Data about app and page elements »
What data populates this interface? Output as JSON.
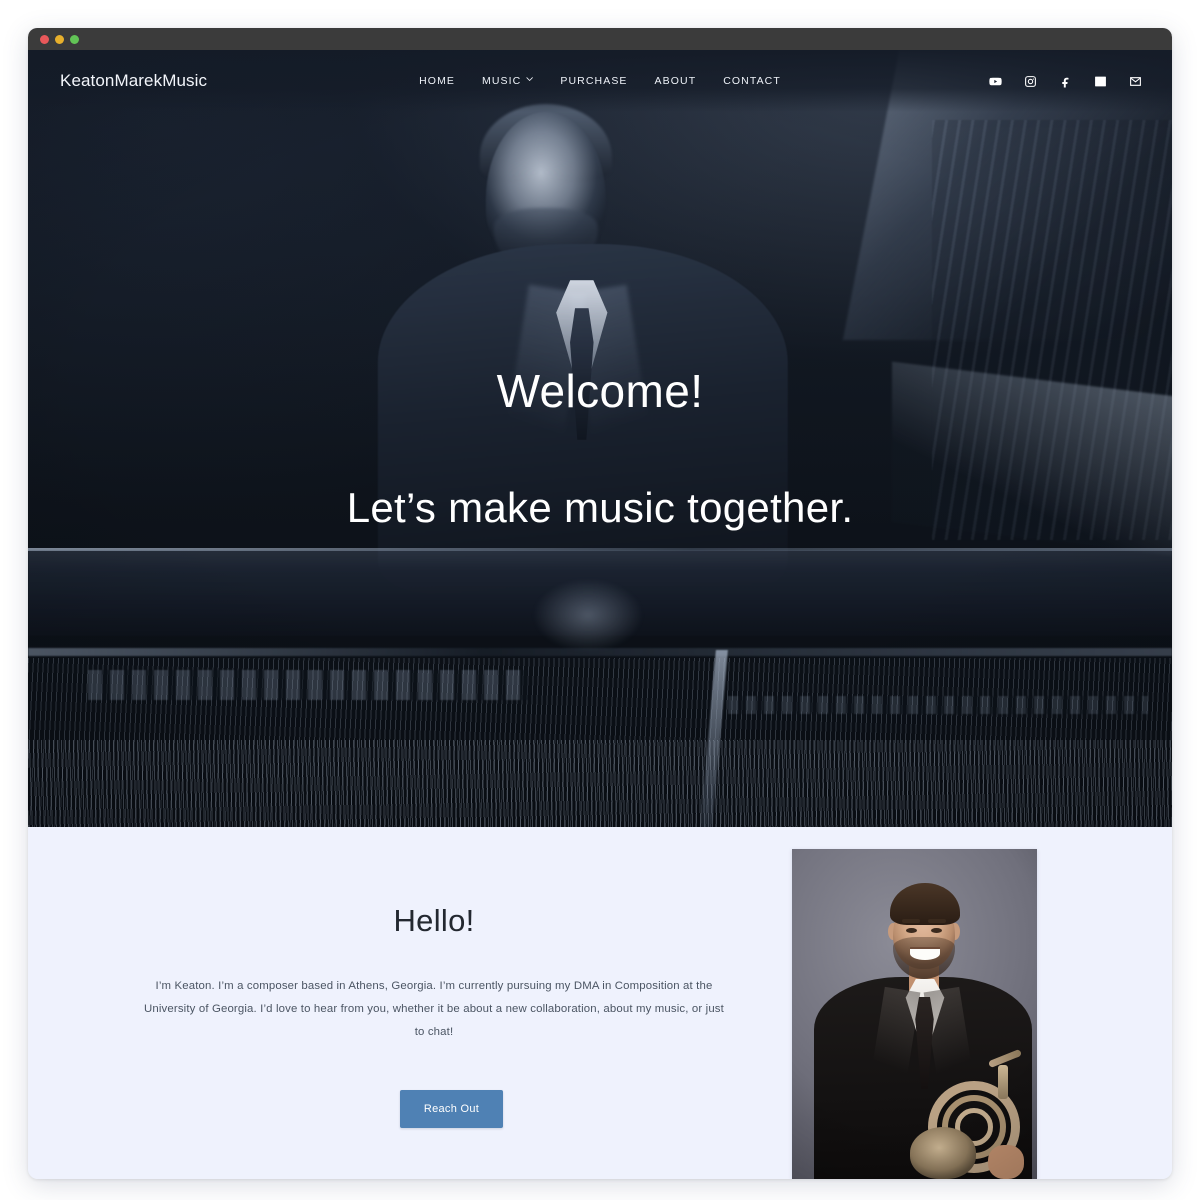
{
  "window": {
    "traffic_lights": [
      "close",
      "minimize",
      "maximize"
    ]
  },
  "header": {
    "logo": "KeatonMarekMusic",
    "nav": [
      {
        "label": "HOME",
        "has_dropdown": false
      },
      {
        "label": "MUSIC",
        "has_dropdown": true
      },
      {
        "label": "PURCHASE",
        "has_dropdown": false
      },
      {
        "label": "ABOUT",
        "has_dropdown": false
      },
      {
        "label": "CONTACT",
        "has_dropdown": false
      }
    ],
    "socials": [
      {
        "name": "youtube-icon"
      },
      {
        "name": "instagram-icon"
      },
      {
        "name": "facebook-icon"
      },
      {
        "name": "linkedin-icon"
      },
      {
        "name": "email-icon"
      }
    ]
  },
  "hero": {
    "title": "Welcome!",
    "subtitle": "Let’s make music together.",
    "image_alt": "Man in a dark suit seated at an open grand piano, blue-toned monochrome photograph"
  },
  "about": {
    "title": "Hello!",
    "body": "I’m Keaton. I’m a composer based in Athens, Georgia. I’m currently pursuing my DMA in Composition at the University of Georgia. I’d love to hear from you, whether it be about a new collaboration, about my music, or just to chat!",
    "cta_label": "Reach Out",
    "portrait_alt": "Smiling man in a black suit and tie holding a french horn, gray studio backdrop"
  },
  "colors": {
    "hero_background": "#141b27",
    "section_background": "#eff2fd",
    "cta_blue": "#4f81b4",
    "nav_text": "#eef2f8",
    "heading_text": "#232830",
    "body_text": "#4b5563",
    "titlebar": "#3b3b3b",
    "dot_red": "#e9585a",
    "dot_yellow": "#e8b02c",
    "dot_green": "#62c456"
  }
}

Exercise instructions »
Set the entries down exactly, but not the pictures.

Response area »
What data populates this interface? Output as JSON.
{
  "window": {
    "traffic_lights": [
      "close",
      "minimize",
      "maximize"
    ]
  },
  "header": {
    "logo": "KeatonMarekMusic",
    "nav": [
      {
        "label": "HOME",
        "has_dropdown": false
      },
      {
        "label": "MUSIC",
        "has_dropdown": true
      },
      {
        "label": "PURCHASE",
        "has_dropdown": false
      },
      {
        "label": "ABOUT",
        "has_dropdown": false
      },
      {
        "label": "CONTACT",
        "has_dropdown": false
      }
    ],
    "socials": [
      {
        "name": "youtube-icon"
      },
      {
        "name": "instagram-icon"
      },
      {
        "name": "facebook-icon"
      },
      {
        "name": "linkedin-icon"
      },
      {
        "name": "email-icon"
      }
    ]
  },
  "hero": {
    "title": "Welcome!",
    "subtitle": "Let’s make music together.",
    "image_alt": "Man in a dark suit seated at an open grand piano, blue-toned monochrome photograph"
  },
  "about": {
    "title": "Hello!",
    "body": "I’m Keaton. I’m a composer based in Athens, Georgia. I’m currently pursuing my DMA in Composition at the University of Georgia. I’d love to hear from you, whether it be about a new collaboration, about my music, or just to chat!",
    "cta_label": "Reach Out",
    "portrait_alt": "Smiling man in a black suit and tie holding a french horn, gray studio backdrop"
  },
  "colors": {
    "hero_background": "#141b27",
    "section_background": "#eff2fd",
    "cta_blue": "#4f81b4",
    "nav_text": "#eef2f8",
    "heading_text": "#232830",
    "body_text": "#4b5563",
    "titlebar": "#3b3b3b",
    "dot_red": "#e9585a",
    "dot_yellow": "#e8b02c",
    "dot_green": "#62c456"
  }
}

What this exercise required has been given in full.